Instability and a lack of talent is how you ruin a young quarterback.
Speaking of which, that brings us to Haskins. Washington won its season opener over the Philadelphia Eagles. Then it lost back-to-back games at Arizona and Cleveland before pulling the plug on Haskins. We know exactly what new coach Ron Rivera thinks of him. How? He took the unusual step of demoting Haskins to third string behind backup Alex Smith whose surgically repaired leg is being held together by duct tape and chicken wire.
This was no way to treat Haskins who has selected No. 15 overall in the 2019 draft. He’s appeared in only 13 games, going 3-8 as a starter. Haskins’ previous coach, Jay Gruden, and the general manager Bruce Allen who took him were fired last year. In comes Rivera. His No. 1 job is to see if he can salvage Haskins. Guess not. Haskins got a quick hook.
In 2019, Washington’s offensive line was even worse at pass blocking than the Jets, ranking second-to-last in the league. This year, it remains second-to-last. Washington has one reliable receiver in Terry McLaurin.
It’s no wonder that Haskins ranks fourth worst in the league in passer rating (80.3) and Washington ranks dead last in total yards per game (263.0).
Haskins was benched in favor of mediocre Kyle Allen.
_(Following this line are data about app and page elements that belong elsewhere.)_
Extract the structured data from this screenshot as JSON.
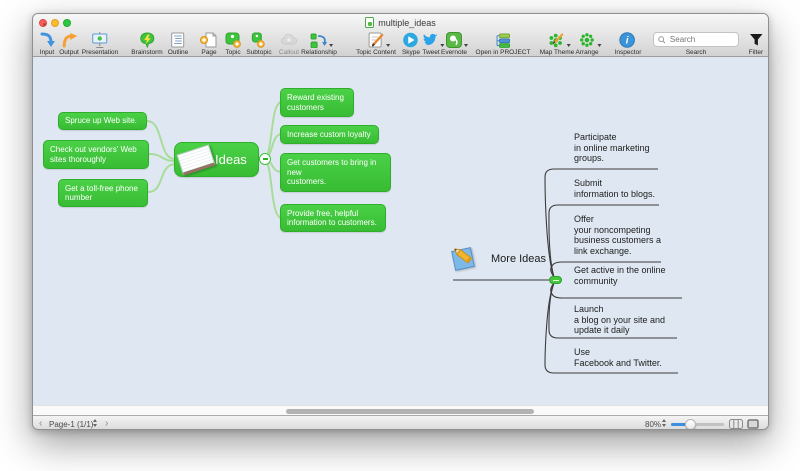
{
  "window_title": "multiple_ideas",
  "toolbar": {
    "items": [
      {
        "label": "Input"
      },
      {
        "label": "Output"
      },
      {
        "label": "Presentation"
      },
      {
        "label": "Brainstorm"
      },
      {
        "label": "Outline"
      },
      {
        "label": "Page"
      },
      {
        "label": "Topic"
      },
      {
        "label": "Subtopic"
      },
      {
        "label": "Callout",
        "disabled": true
      },
      {
        "label": "Relationship"
      },
      {
        "label": "Topic Content"
      },
      {
        "label": "Skype"
      },
      {
        "label": "Tweet"
      },
      {
        "label": "Evernote"
      },
      {
        "label": "Open in PROJECT"
      },
      {
        "label": "Map Theme"
      },
      {
        "label": "Arrange"
      },
      {
        "label": "Inspector"
      }
    ],
    "search": {
      "placeholder": "Search",
      "label": "Search"
    },
    "filter_label": "Filter"
  },
  "map": {
    "central": {
      "label": "Ideas"
    },
    "left_topics": [
      {
        "text": "Spruce up Web site."
      },
      {
        "text": "Check out vendors' Web\nsites thoroughly"
      },
      {
        "text": "Get a toll-free phone\nnumber"
      }
    ],
    "right_topics": [
      {
        "text": "Reward existing\ncustomers"
      },
      {
        "text": "Increase custom loyalty"
      },
      {
        "text": "Get customers to bring in\nnew\ncustomers."
      },
      {
        "text": "Provide free, helpful\ninformation to customers."
      }
    ],
    "more": {
      "label": "More Ideas",
      "topics": [
        {
          "text": "Participate\nin online marketing\ngroups."
        },
        {
          "text": "Submit\ninformation to blogs."
        },
        {
          "text": "Offer\nyour noncompeting\nbusiness customers a\nlink exchange."
        },
        {
          "text": " Get active in the online\ncommunity"
        },
        {
          "text": "Launch\na blog on your site and\nupdate it daily"
        },
        {
          "text": "Use\nFacebook and Twitter."
        }
      ]
    }
  },
  "statusbar": {
    "page": "Page-1 (1/1)",
    "zoom": "80%"
  },
  "colors": {
    "topic_green": "#3ec43e",
    "connector_green": "#a9dc9b",
    "branch_line": "#3c3c3c",
    "canvas_bg": "#dfe8f2",
    "slider_blue": "#3f8fe0"
  }
}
The company line is that Allen, who played for Rivera in Carolina, knows the offense better.
Wait. What? This begs the question: why didn’t Rivera install a system that would best suit Haskins? Instead, he brought in offensive coordinator Scott Turner, who was his quarterbacks coach at Carolina last season.
Rivera said that Haskins got every chance to be the starting quarterback. That might be true. What is also true: Washington didn’t do Haskins any favors.
Darnold and Haskins will both be 24 years old when the 2021 season starts. They’re young enough to salvage their careers. They entered this league as talented players who needed proper guidance. They didn’t get it from New York or Washington. Maybe they will elsewhere.
Perhaps Trevor Lawrence is paying attention to what has happened to Darnold and Haskins. He might want to pull an Eli Manning and simply refuse to play for New York or Washington.
He has the leverage. Besides, who wants to be another quarterback set up for failure?